Start of Block

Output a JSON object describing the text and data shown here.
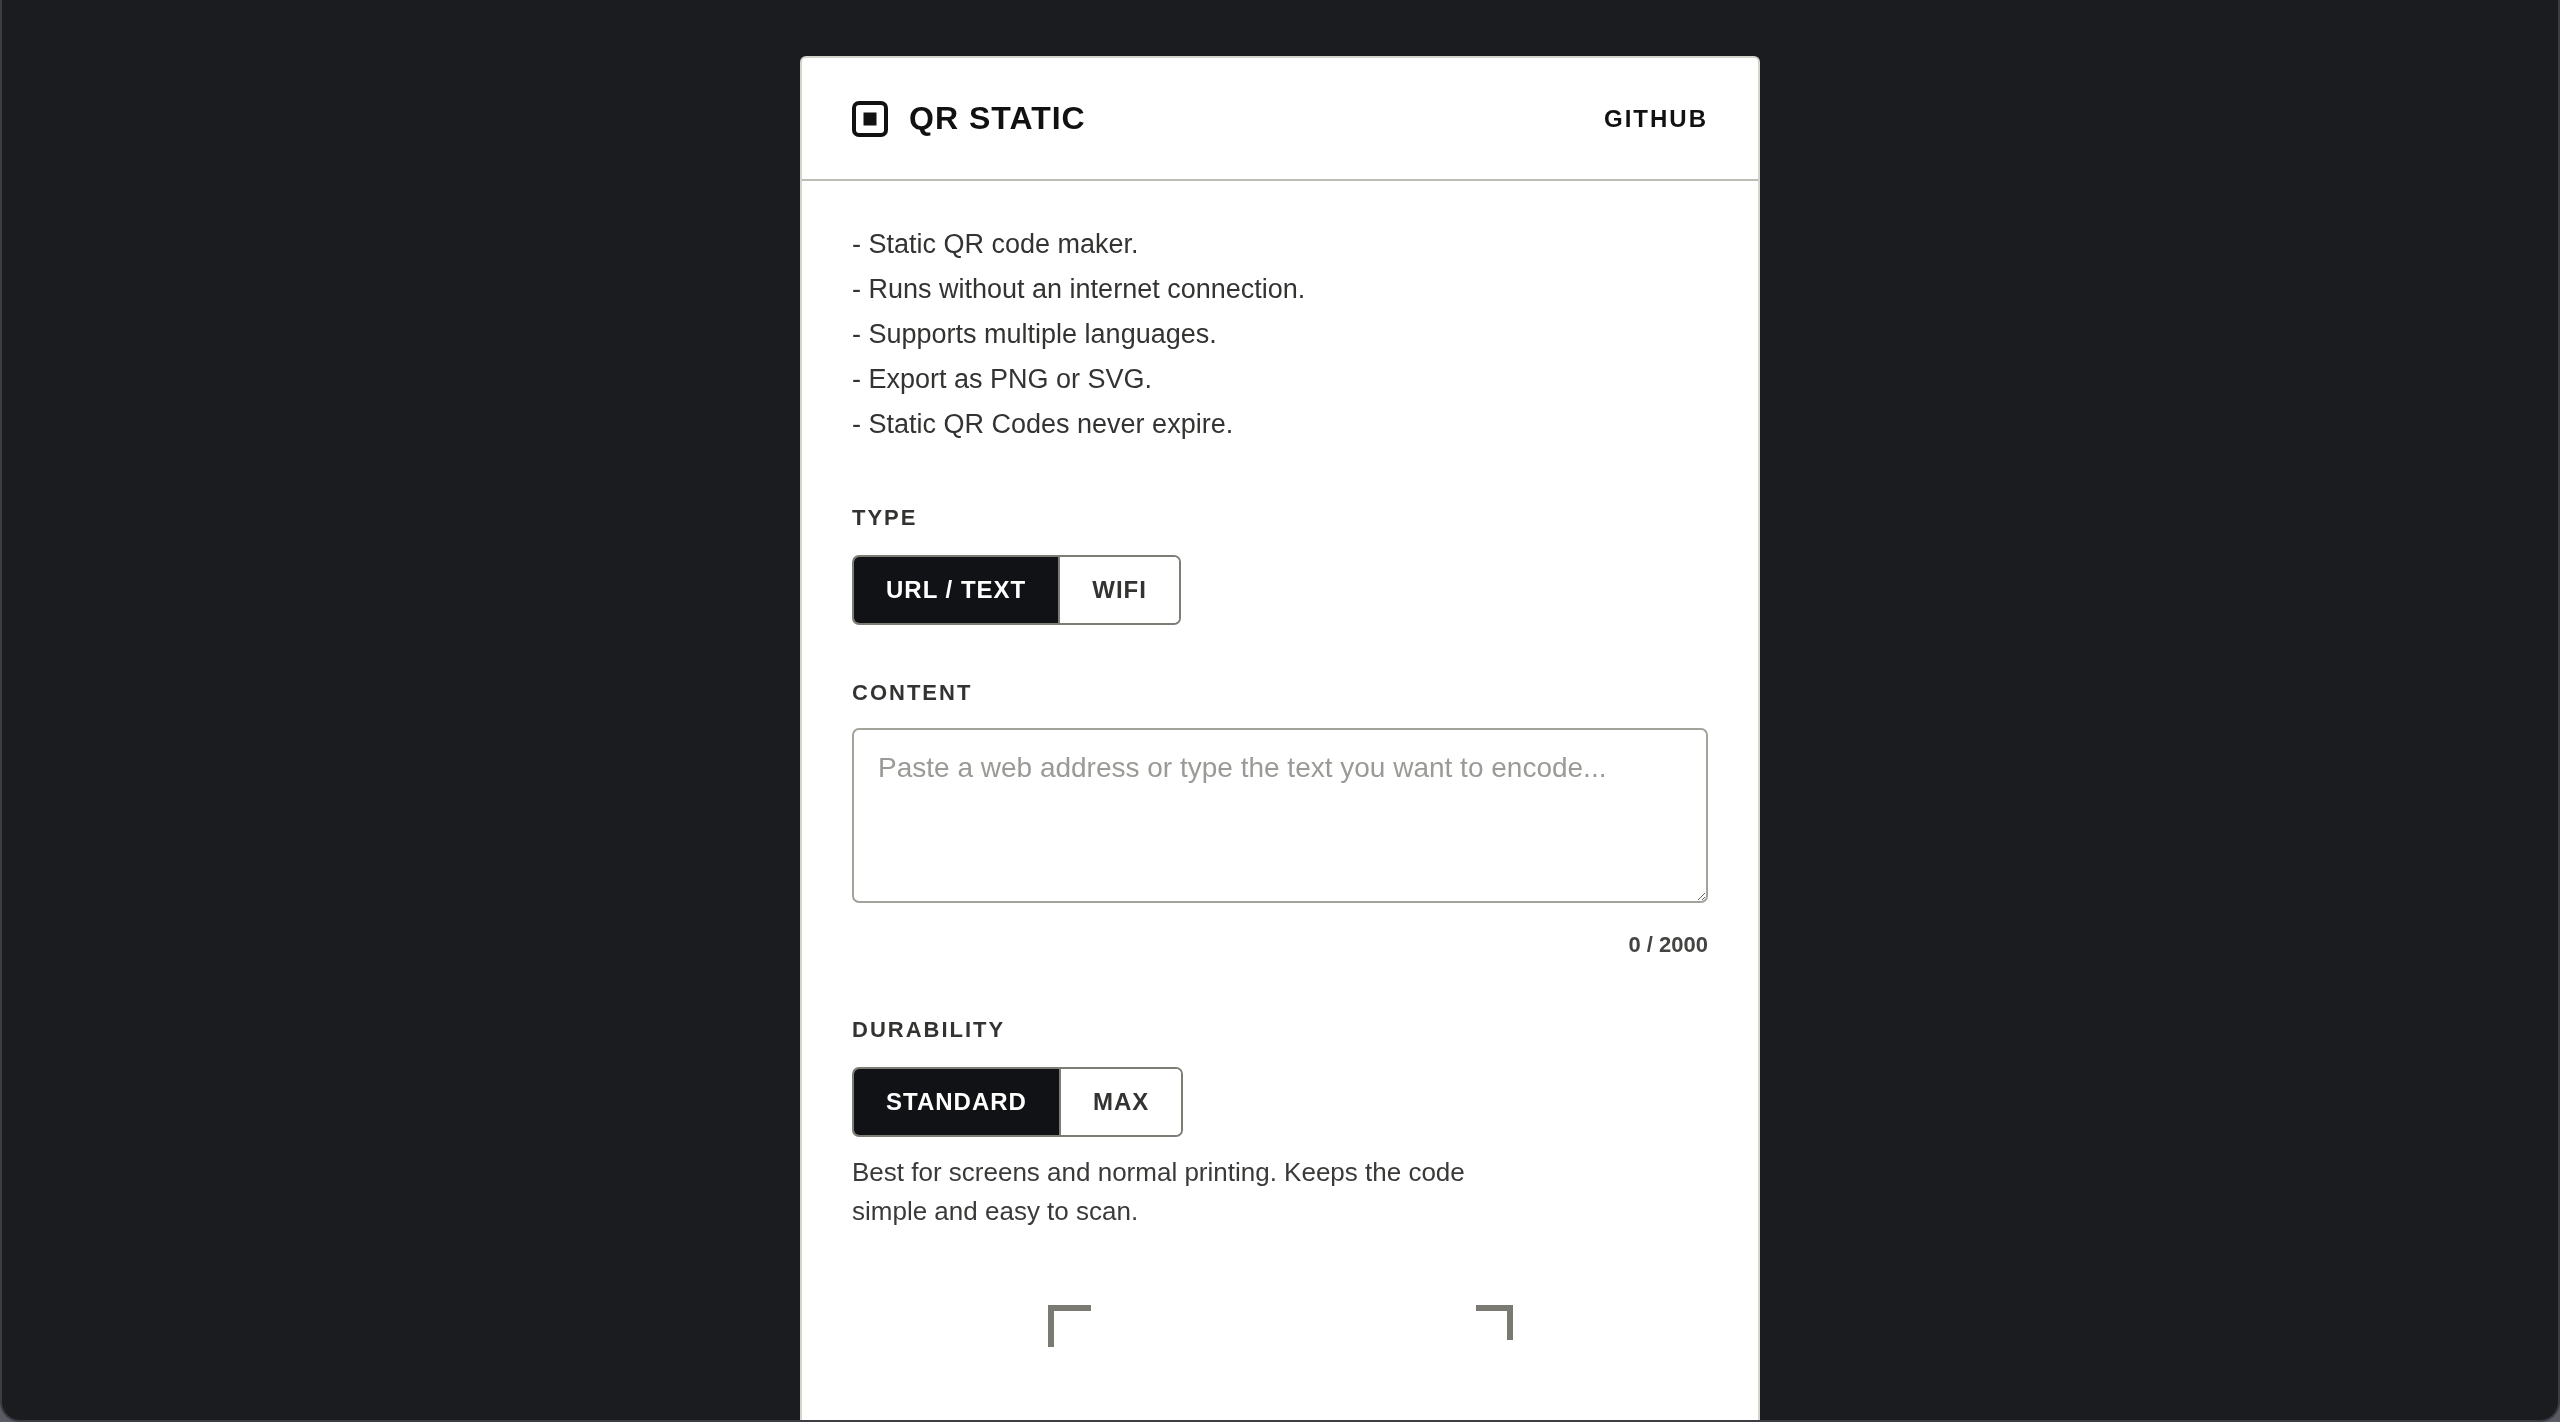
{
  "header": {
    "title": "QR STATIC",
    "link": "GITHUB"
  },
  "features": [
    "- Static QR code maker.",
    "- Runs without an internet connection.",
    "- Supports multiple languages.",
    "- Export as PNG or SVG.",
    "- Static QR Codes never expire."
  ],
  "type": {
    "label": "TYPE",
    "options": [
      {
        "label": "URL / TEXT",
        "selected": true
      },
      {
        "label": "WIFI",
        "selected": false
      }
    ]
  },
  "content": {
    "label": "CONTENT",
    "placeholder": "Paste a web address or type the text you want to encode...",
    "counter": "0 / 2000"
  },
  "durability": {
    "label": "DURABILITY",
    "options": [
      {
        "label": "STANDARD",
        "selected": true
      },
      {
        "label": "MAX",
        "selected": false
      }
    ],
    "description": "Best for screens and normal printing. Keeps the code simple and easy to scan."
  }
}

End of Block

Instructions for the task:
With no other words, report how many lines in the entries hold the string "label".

Response below:
7